YOUR INSTRUCTIONS = Could you show all lines in the entries below that contain the string "JSON"?

GIVEN INFORMATION =
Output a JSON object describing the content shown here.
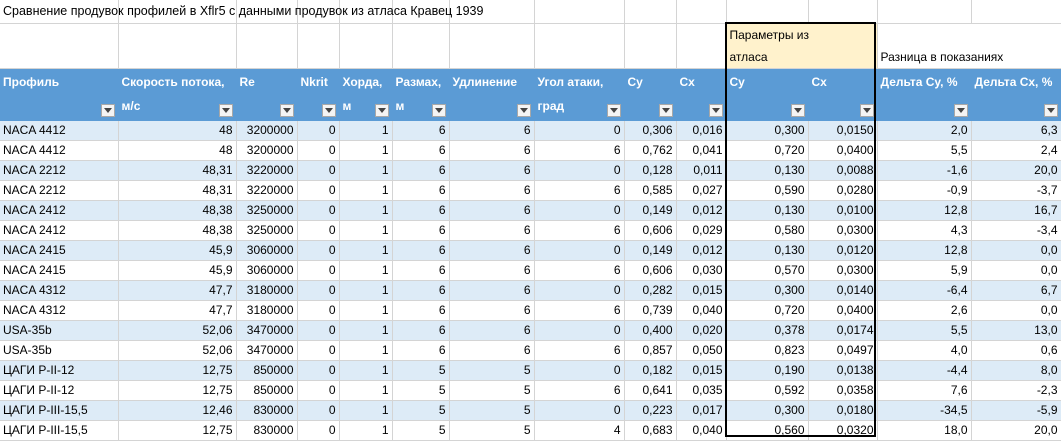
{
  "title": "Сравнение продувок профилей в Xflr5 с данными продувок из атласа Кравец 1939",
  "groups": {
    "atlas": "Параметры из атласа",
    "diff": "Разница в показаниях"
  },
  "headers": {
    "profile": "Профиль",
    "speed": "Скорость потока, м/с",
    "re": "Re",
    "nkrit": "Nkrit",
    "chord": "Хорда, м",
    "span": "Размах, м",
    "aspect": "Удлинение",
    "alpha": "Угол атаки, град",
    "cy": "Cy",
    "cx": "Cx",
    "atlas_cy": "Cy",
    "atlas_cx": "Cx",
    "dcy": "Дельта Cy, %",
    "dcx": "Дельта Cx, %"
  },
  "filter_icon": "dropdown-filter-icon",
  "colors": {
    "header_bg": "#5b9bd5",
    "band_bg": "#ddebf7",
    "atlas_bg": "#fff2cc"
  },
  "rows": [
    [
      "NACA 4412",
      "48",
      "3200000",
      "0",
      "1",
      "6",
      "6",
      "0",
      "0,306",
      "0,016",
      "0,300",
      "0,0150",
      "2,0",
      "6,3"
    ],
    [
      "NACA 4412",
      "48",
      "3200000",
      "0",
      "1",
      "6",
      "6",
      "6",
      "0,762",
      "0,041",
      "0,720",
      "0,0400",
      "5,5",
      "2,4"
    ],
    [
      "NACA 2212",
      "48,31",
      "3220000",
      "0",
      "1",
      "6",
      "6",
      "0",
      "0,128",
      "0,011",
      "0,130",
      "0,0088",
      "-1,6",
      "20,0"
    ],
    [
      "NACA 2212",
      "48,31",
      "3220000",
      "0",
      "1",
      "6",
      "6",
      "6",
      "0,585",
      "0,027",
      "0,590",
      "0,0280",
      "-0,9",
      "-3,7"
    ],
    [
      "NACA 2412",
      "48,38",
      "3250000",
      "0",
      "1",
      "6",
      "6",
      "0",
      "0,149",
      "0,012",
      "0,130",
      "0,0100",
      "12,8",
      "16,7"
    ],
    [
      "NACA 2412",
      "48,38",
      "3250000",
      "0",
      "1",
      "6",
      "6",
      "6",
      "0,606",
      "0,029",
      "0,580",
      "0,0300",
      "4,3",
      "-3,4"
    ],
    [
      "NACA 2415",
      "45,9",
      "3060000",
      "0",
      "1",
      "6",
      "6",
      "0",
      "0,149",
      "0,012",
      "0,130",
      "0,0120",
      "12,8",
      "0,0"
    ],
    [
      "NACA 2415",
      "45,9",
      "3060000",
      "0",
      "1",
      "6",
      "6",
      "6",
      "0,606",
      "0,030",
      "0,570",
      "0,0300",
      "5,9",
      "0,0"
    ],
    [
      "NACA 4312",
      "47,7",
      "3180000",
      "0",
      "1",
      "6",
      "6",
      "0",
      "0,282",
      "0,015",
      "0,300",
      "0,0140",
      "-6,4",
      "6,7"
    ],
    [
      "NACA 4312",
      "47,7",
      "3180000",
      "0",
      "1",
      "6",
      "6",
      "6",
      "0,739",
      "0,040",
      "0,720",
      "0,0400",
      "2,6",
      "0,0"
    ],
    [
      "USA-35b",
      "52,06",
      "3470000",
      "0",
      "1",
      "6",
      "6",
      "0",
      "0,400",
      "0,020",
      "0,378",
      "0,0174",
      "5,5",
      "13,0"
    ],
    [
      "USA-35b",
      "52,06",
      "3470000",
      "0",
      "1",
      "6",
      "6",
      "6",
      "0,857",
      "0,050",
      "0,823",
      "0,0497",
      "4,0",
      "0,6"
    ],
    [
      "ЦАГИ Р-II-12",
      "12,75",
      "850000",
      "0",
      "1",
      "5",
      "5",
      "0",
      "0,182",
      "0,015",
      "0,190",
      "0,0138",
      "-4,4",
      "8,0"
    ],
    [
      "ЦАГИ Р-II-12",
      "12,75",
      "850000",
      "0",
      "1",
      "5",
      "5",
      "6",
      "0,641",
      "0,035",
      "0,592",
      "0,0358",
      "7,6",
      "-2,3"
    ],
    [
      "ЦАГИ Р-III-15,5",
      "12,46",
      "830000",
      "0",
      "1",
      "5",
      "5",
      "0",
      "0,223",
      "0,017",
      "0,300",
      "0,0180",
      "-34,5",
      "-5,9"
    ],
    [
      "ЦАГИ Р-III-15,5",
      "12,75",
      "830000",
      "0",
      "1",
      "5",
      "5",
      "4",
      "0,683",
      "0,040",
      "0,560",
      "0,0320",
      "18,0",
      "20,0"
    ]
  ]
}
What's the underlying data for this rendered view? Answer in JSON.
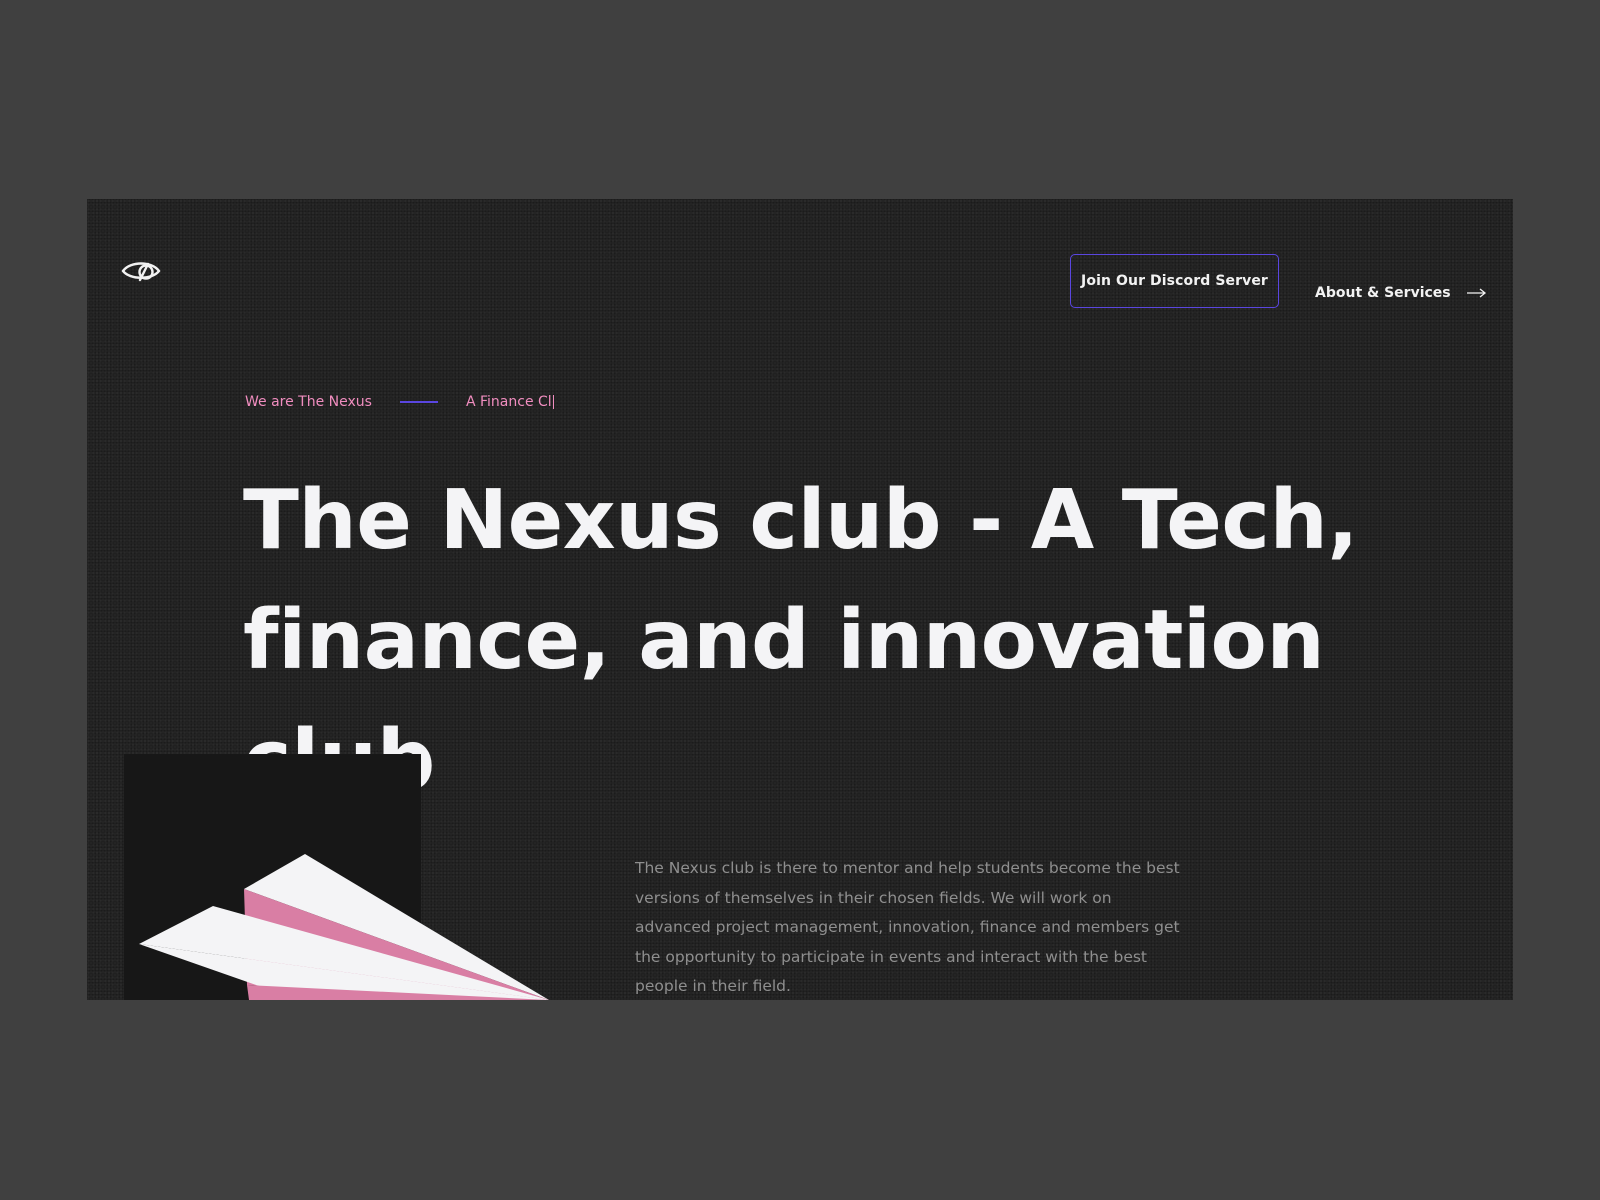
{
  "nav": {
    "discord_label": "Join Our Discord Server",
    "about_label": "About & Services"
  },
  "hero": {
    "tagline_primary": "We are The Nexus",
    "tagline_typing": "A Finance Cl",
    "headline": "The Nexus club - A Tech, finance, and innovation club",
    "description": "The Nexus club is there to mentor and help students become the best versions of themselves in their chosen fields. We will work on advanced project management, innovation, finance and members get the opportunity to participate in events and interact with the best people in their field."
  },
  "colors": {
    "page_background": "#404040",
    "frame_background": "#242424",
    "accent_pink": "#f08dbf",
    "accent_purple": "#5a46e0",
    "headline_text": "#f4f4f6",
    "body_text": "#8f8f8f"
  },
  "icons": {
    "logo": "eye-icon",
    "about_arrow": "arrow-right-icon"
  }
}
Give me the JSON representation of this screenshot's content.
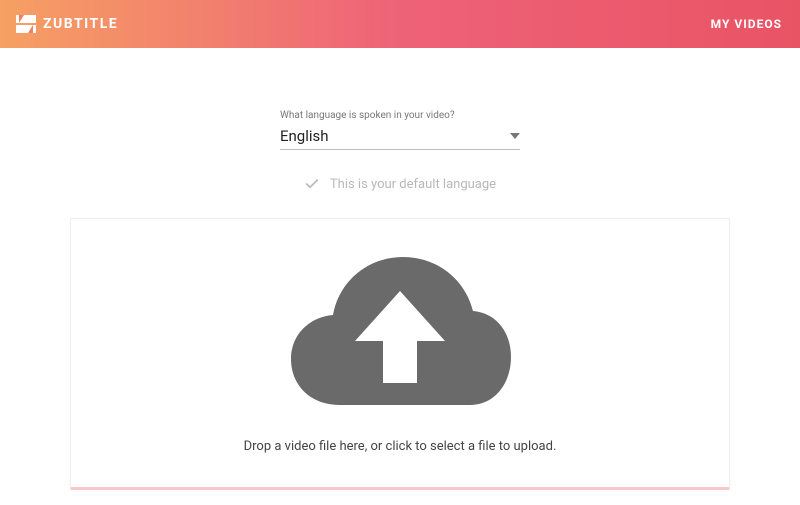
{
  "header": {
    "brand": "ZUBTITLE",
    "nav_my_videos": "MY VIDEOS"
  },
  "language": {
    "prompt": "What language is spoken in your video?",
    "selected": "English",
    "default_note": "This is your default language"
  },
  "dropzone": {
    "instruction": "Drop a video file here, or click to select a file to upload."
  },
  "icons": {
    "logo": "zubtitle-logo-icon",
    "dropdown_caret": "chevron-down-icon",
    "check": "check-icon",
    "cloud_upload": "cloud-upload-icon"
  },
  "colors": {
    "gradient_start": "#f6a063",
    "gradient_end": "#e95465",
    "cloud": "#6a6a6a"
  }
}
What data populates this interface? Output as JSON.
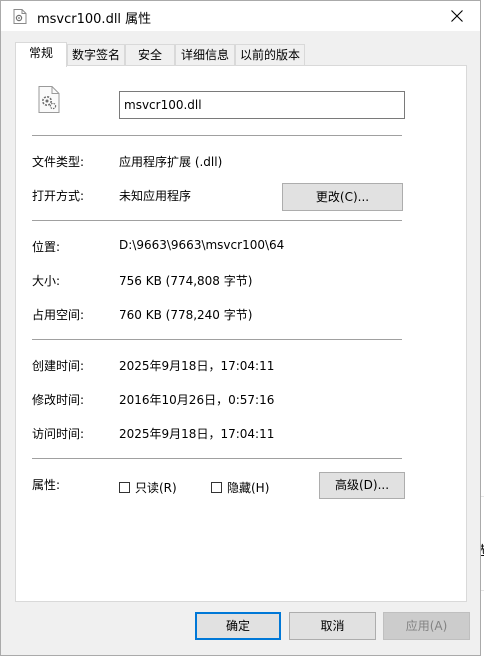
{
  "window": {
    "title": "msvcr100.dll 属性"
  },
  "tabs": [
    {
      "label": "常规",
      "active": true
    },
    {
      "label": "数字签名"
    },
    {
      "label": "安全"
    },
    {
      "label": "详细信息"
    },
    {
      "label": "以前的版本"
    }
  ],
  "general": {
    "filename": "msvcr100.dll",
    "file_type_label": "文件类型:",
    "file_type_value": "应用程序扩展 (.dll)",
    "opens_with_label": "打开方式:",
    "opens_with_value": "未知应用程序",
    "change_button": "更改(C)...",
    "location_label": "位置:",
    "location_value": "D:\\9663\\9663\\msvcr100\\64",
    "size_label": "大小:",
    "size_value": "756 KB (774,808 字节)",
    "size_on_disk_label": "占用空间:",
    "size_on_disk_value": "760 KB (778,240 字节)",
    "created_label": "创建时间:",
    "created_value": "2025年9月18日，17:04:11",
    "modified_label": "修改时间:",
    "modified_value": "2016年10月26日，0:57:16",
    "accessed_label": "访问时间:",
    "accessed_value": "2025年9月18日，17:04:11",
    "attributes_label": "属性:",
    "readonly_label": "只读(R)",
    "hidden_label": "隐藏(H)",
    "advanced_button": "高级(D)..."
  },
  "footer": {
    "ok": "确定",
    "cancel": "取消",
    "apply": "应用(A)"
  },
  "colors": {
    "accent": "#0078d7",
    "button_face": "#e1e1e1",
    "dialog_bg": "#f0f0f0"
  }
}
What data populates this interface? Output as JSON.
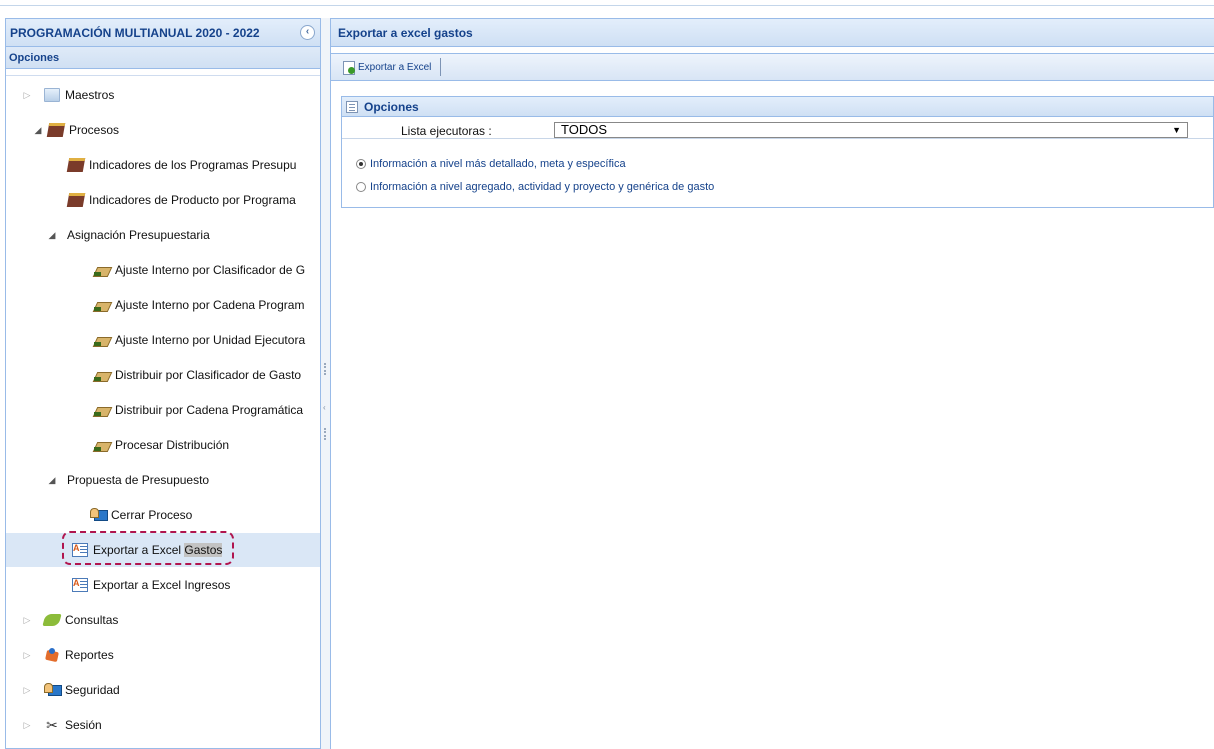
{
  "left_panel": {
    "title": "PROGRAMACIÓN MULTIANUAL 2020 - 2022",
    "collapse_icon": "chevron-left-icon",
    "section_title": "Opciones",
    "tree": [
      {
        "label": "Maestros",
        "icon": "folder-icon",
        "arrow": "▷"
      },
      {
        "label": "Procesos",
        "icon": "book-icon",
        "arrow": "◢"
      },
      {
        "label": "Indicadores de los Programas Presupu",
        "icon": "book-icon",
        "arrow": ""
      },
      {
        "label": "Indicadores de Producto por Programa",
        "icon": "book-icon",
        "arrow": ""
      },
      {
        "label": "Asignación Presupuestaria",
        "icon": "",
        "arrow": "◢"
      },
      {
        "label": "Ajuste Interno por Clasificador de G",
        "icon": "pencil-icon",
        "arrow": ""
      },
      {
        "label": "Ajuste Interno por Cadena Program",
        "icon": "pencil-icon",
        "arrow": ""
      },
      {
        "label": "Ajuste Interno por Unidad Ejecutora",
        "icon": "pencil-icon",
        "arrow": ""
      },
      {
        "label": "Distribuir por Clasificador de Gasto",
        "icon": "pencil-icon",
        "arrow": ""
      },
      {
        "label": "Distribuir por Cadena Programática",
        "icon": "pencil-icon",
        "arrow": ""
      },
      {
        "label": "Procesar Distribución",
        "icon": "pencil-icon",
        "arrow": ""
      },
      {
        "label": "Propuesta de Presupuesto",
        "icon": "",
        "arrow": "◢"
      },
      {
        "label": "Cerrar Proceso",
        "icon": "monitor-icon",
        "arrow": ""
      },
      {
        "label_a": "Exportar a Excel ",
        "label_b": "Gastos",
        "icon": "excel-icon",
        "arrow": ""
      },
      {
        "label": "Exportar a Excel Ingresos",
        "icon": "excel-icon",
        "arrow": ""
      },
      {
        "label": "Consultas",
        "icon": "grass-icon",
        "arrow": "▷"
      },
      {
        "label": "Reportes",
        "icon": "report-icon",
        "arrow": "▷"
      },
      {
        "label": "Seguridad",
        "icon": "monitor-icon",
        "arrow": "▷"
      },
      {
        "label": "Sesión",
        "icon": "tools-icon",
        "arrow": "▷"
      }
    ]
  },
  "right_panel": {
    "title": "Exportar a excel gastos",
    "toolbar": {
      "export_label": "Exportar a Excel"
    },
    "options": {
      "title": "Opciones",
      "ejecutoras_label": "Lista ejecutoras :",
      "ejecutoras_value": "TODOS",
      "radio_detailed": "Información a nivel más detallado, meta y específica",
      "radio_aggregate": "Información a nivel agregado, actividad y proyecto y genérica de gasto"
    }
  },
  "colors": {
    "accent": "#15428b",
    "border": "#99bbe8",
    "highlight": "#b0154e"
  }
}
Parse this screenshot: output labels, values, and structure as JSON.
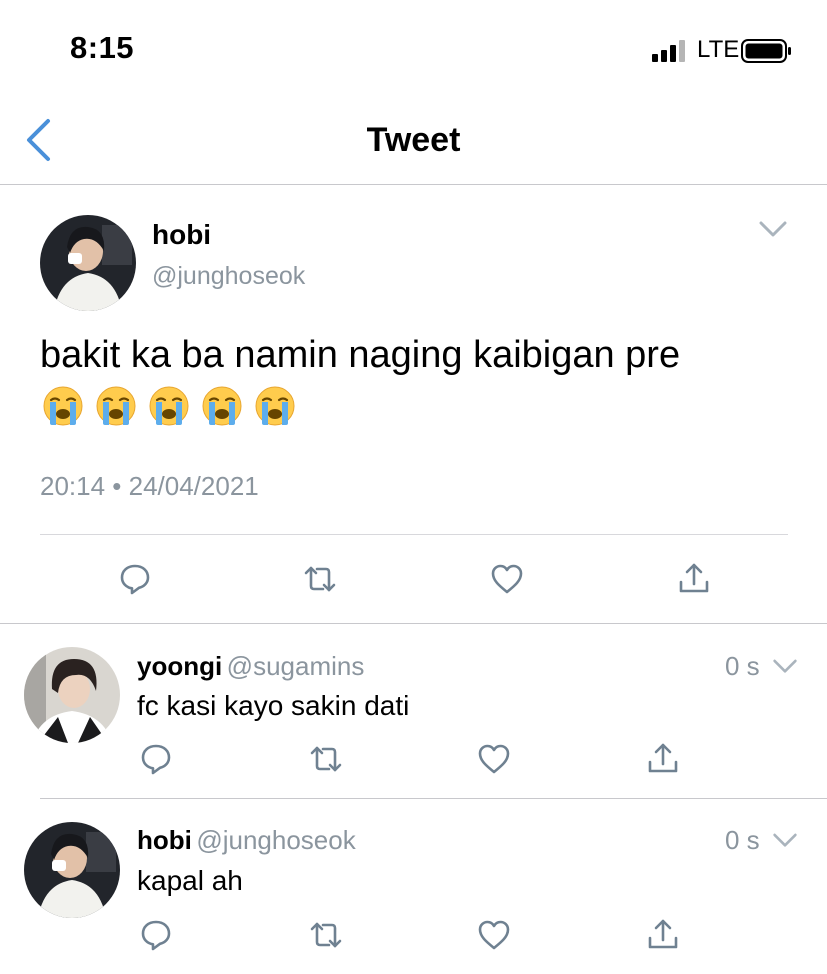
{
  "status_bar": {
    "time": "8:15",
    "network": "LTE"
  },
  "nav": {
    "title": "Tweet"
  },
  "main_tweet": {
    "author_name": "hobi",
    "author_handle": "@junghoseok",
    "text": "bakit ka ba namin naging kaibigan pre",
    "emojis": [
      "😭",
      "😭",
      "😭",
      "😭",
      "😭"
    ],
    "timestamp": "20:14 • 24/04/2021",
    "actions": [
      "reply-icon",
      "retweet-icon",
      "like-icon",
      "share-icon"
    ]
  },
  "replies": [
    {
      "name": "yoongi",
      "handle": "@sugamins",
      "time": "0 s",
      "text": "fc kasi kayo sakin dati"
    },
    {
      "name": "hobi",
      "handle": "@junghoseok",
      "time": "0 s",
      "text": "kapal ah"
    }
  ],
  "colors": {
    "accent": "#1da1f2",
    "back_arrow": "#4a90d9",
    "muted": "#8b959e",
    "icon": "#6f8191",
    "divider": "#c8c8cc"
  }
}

RESULT OF THIS TASK =
Output a JSON object describing the content shown here.
What's the underlying data for this rendered view? Answer in JSON.
Give me the JSON representation of this screenshot's content.
What data populates this interface? Output as JSON.
What data populates this interface? Output as JSON.
Parse this screenshot: output labels, values, and structure as JSON.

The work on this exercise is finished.